[Page and application data records]
[Start of Attachment]

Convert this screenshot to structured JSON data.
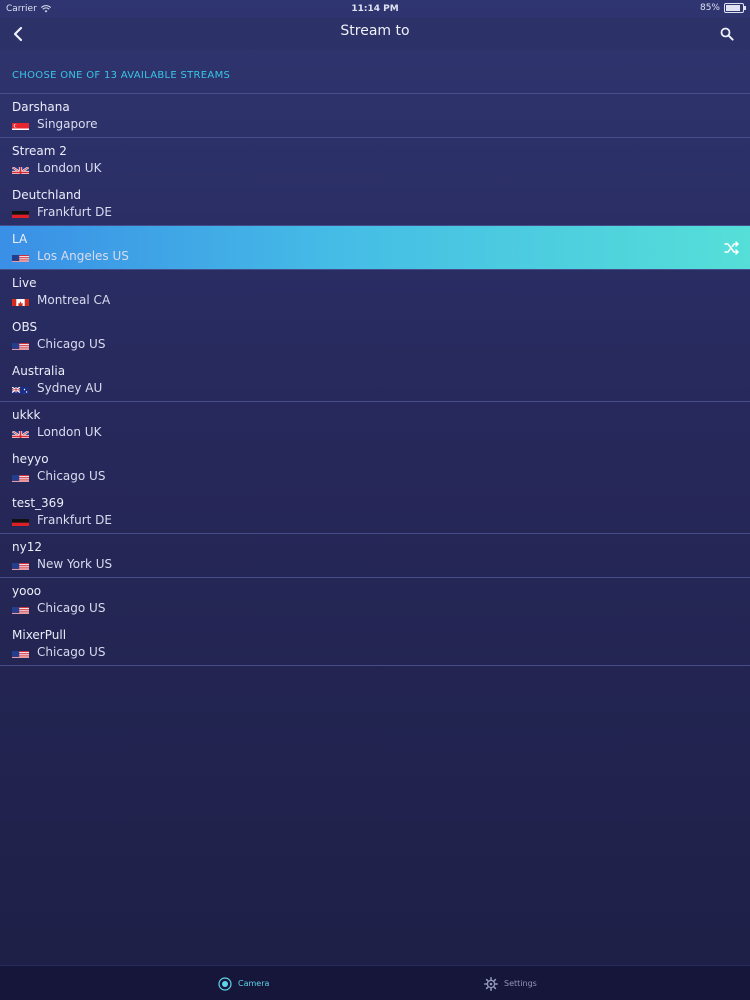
{
  "status_bar": {
    "carrier": "Carrier",
    "time": "11:14 PM",
    "battery": "85%",
    "battery_level": 0.85
  },
  "nav": {
    "title": "Stream to",
    "back_icon": "chevron-left-icon",
    "search_icon": "search-icon"
  },
  "section": {
    "header": "CHOOSE ONE OF 13 AVAILABLE STREAMS"
  },
  "streams": [
    {
      "name": "Darshana",
      "location": "Singapore",
      "flag": "sg"
    },
    {
      "name": "Stream 2",
      "location": "London UK",
      "flag": "uk"
    },
    {
      "name": "Deutchland",
      "location": "Frankfurt DE",
      "flag": "de"
    },
    {
      "name": "LA",
      "location": "Los Angeles US",
      "flag": "us",
      "selected": true
    },
    {
      "name": "Live",
      "location": "Montreal CA",
      "flag": "ca"
    },
    {
      "name": "OBS",
      "location": "Chicago US",
      "flag": "us"
    },
    {
      "name": "Australia",
      "location": "Sydney AU",
      "flag": "au"
    },
    {
      "name": "ukkk",
      "location": "London UK",
      "flag": "uk"
    },
    {
      "name": "heyyo",
      "location": "Chicago US",
      "flag": "us"
    },
    {
      "name": "test_369",
      "location": "Frankfurt DE",
      "flag": "de"
    },
    {
      "name": "ny12",
      "location": "New York US",
      "flag": "us"
    },
    {
      "name": "yooo",
      "location": "Chicago US",
      "flag": "us"
    },
    {
      "name": "MixerPull",
      "location": "Chicago US",
      "flag": "us"
    }
  ],
  "tabs": [
    {
      "label": "Camera",
      "icon": "camera-icon",
      "active": true
    },
    {
      "label": "Settings",
      "icon": "gear-icon",
      "active": false
    }
  ],
  "colors": {
    "accent": "#38c6e6",
    "selected_start": "#3a8fe6",
    "selected_end": "#55dfd8",
    "background": "#27295c"
  }
}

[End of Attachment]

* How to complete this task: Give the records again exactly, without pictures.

* The completed task:
Convert this screenshot to structured JSON data.
{
  "status_bar": {
    "carrier": "Carrier",
    "time": "11:14 PM",
    "battery": "85%",
    "battery_level": 0.85
  },
  "nav": {
    "title": "Stream to",
    "back_icon": "chevron-left-icon",
    "search_icon": "search-icon"
  },
  "section": {
    "header": "CHOOSE ONE OF 13 AVAILABLE STREAMS"
  },
  "streams": [
    {
      "name": "Darshana",
      "location": "Singapore",
      "flag": "sg"
    },
    {
      "name": "Stream 2",
      "location": "London UK",
      "flag": "uk"
    },
    {
      "name": "Deutchland",
      "location": "Frankfurt DE",
      "flag": "de"
    },
    {
      "name": "LA",
      "location": "Los Angeles US",
      "flag": "us",
      "selected": true
    },
    {
      "name": "Live",
      "location": "Montreal CA",
      "flag": "ca"
    },
    {
      "name": "OBS",
      "location": "Chicago US",
      "flag": "us"
    },
    {
      "name": "Australia",
      "location": "Sydney AU",
      "flag": "au"
    },
    {
      "name": "ukkk",
      "location": "London UK",
      "flag": "uk"
    },
    {
      "name": "heyyo",
      "location": "Chicago US",
      "flag": "us"
    },
    {
      "name": "test_369",
      "location": "Frankfurt DE",
      "flag": "de"
    },
    {
      "name": "ny12",
      "location": "New York US",
      "flag": "us"
    },
    {
      "name": "yooo",
      "location": "Chicago US",
      "flag": "us"
    },
    {
      "name": "MixerPull",
      "location": "Chicago US",
      "flag": "us"
    }
  ],
  "tabs": [
    {
      "label": "Camera",
      "icon": "camera-icon",
      "active": true
    },
    {
      "label": "Settings",
      "icon": "gear-icon",
      "active": false
    }
  ],
  "colors": {
    "accent": "#38c6e6",
    "selected_start": "#3a8fe6",
    "selected_end": "#55dfd8",
    "background": "#27295c"
  }
}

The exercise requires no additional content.